Review: Minari (2020)

Who'd have thought that Minari, a film that centers on an Korean immigrant family that tries to start a farm in Arkansas during the 1980s, would end up being the quintessential American film? It represents the American dream in ways both subtle and overt, and it irks me to no end that it has received numerous foreign film nominations, simply because a great deal of the dialogue is in Korean.

Review: Tomb Raider (2018)

Tomb Raider is more about Croft’s bravery, intelligence, and determination. In her first leading role post-Oscar win (for The Danish Girl), Alicia Vikander shines and her months of training for the role clearly paid off. She is almost too pretty for the role and when she was originally cast, many doubted that she could do it physically (no one doubts her talents as an actor). But she definitely proved everyone wrong.

Review: RBG (2018)

RBG was released just a couple weeks after the record-breaking Avengers: Infinity War and, even though one is fact and the other is fiction, the two have more in common that one might expect for a documentary and a science-fiction/fantasy epic.
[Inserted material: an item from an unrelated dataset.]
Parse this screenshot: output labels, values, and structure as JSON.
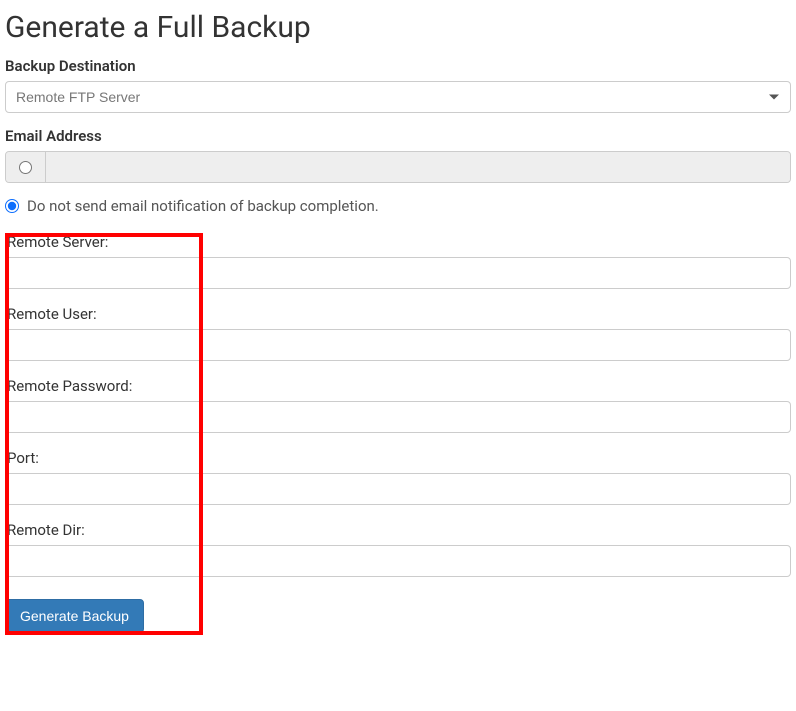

They both feature superheroes, the woman at the center of RBG being much more of an unlikely one than the expected ones in Avengers.

Review: Chappaquiddick (2018)

Chappaquiddick may or may not be an accurate representation of what transpired over the course of approximately one week in the late 60’s. While the late Senator Ted Kennedy — known as the “Lion of the Senate” — expressed his guilt over what had happened, he never told us [the American people] what exactly occurred.